A radical all-in-one property package, which could cut thousands of solicitors out of the conveyancing process, is to be launched this year by Marsons solicitors and insurance giant First American.

Brian Marson, senior partner of London firm Marsons, said under his plan, for which a launch date had yet to be fixed, sellers will pay a fee to an agent to spend five days surveying and valuing the property, and setting up a mortgage for any potential buyer.

Solicitors employed as independent agents of First American will check the property title via computer link ups to the land registry, but there will be no local land searches. The buyer will be able to walk into an estate agent and sign up to a house almost immediately, and will be insured for any fault or fraud which may occur during the house-buying process.

Marson envisaged six solicitors or legal executives working behind computer screens on thousands of transactions each week. He said the whole process should take four or five days rather than the 10 weeks of correspondence involved in a conventional transaction between solicitors for buyer and seller.

Marson saw proposed Solicitors Property Centres as ideal outlets to promote the package.

He said financial organisations could act as “chain breakers”, purchasing the houses of those existing home owners who want to sign up to a property package.

Solicitors Property Group executive officer Leslie Dubow said it was unfair to blame solicitors for delays. They often had to wait weeks for lenders to approve a mortgage. He added that consumer demand and new technology could help Marsons scheme to succeed. “Maybe it could work.
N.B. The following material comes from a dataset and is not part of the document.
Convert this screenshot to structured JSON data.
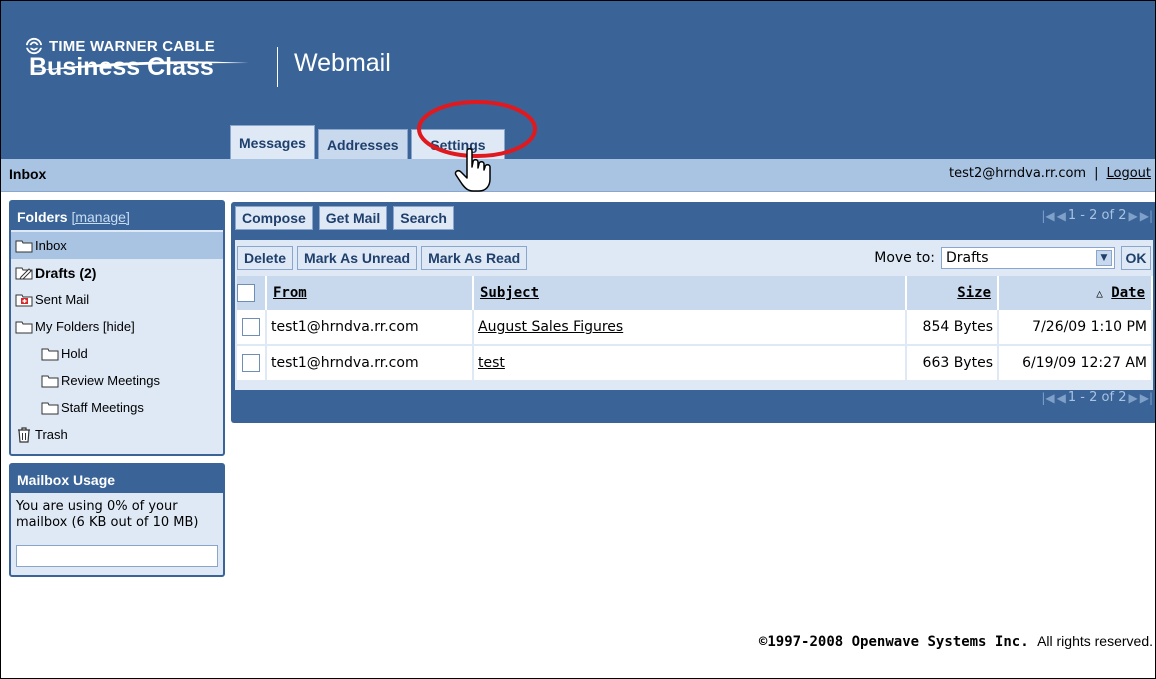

We'll have just to wait and see,” he said.

The Law Society questioned whether consumers would actually find title insurance an adequate replacement for a full land search.

“For the (Marson) scheme to work it would have to be clear who the lawyers are acting for in order to ensure their duties are not in conflict,” added Society Policy and Professional Ethics head Alison Crawley.